• **Work order**: Every entry should be returned unchanged, with the pictures omitted.
Data to process section start
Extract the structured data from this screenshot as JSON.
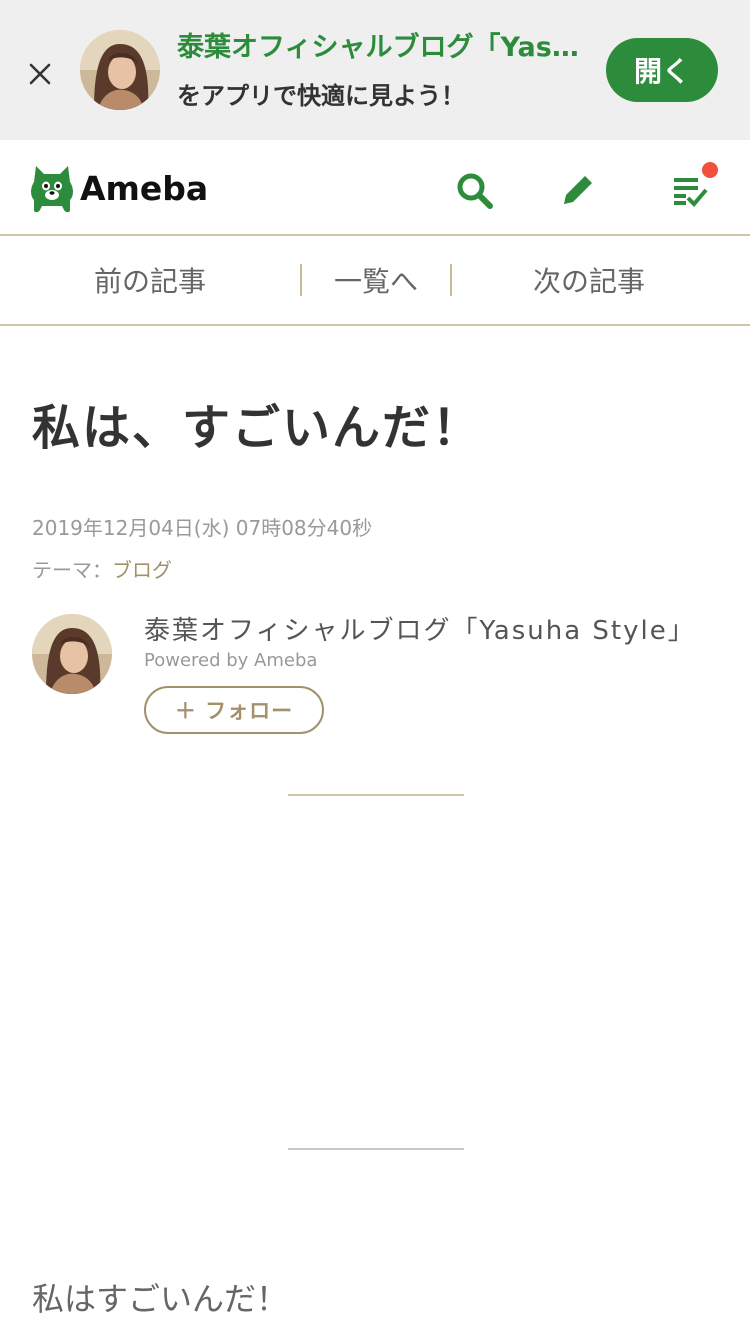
{
  "app_banner": {
    "title": "泰葉オフィシャルブログ「Yasuha Style」",
    "subtitle": "をアプリで快適に見よう！",
    "open_label": "開く",
    "close_icon": "close-icon"
  },
  "header": {
    "logo_text": "Ameba",
    "icons": [
      "search-icon",
      "pencil-icon",
      "checklist-icon"
    ],
    "accent_color": "#2d8c3c",
    "notification_color": "#f0503c"
  },
  "article_nav": {
    "prev": "前の記事",
    "list": "一覧へ",
    "next": "次の記事"
  },
  "entry": {
    "title": "私は、すごいんだ！",
    "date": "2019年12月04日(水) 07時08分40秒",
    "theme_label": "テーマ：",
    "theme": "ブログ",
    "body": "私はすごいんだ！"
  },
  "author": {
    "blog_name": "泰葉オフィシャルブログ「Yasuha Style」",
    "powered_by": "Powered by Ameba",
    "follow_label": "＋ フォロー"
  }
}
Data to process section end
• **Exercise response**:
Extract the structured data from this screenshot as JSON.
{
  "app_banner": {
    "title": "泰葉オフィシャルブログ「Yasuha Style」",
    "subtitle": "をアプリで快適に見よう！",
    "open_label": "開く",
    "close_icon": "close-icon"
  },
  "header": {
    "logo_text": "Ameba",
    "icons": [
      "search-icon",
      "pencil-icon",
      "checklist-icon"
    ],
    "accent_color": "#2d8c3c",
    "notification_color": "#f0503c"
  },
  "article_nav": {
    "prev": "前の記事",
    "list": "一覧へ",
    "next": "次の記事"
  },
  "entry": {
    "title": "私は、すごいんだ！",
    "date": "2019年12月04日(水) 07時08分40秒",
    "theme_label": "テーマ：",
    "theme": "ブログ",
    "body": "私はすごいんだ！"
  },
  "author": {
    "blog_name": "泰葉オフィシャルブログ「Yasuha Style」",
    "powered_by": "Powered by Ameba",
    "follow_label": "＋ フォロー"
  }
}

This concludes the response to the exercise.